** Opening Supplied data block **
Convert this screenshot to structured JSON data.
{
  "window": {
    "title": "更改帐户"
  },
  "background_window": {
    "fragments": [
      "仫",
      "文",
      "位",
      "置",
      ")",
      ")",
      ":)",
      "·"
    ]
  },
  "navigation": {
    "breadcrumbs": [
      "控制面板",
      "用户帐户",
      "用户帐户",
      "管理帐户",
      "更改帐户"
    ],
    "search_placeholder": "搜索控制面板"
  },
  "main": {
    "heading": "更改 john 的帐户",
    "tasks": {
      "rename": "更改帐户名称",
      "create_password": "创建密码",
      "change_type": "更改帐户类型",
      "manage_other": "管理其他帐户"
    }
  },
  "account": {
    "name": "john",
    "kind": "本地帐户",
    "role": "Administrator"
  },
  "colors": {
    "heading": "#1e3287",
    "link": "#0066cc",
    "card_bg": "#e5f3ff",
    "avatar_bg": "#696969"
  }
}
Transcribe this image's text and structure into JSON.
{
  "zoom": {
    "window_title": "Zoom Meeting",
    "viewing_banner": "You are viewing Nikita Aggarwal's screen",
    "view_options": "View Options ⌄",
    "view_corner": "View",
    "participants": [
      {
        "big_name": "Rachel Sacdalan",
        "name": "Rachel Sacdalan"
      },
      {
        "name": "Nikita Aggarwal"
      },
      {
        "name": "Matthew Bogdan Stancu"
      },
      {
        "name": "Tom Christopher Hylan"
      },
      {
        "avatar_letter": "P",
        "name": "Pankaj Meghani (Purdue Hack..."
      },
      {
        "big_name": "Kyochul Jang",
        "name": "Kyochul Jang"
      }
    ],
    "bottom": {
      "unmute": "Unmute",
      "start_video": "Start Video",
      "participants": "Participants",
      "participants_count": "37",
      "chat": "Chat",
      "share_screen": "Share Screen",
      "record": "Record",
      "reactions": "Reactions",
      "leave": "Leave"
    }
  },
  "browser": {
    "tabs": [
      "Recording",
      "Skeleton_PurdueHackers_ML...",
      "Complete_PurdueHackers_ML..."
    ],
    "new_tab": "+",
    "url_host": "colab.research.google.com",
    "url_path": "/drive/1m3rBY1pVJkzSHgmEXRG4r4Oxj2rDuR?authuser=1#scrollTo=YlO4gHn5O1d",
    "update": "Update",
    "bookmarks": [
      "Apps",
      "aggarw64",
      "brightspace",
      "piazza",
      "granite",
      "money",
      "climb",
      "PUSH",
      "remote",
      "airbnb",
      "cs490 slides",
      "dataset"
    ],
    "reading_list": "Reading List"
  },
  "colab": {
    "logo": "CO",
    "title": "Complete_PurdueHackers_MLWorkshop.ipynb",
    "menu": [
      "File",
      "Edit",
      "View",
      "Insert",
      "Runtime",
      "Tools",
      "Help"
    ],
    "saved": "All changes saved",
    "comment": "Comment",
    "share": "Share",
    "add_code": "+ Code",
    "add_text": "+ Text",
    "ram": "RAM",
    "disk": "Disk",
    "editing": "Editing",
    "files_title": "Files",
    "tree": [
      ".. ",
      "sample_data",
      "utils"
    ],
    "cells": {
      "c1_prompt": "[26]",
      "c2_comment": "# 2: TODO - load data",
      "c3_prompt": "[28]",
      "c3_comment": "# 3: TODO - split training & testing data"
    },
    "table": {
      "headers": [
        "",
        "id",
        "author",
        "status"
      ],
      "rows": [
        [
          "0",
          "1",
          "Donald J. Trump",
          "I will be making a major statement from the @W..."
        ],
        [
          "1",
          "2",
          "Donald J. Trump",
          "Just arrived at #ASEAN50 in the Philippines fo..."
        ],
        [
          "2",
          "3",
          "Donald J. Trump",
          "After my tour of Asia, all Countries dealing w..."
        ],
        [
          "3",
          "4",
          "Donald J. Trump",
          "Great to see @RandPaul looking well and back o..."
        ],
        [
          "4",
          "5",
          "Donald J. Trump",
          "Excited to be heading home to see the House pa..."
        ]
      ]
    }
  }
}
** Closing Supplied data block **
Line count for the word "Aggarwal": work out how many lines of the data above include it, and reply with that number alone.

Exercise answer ▸
2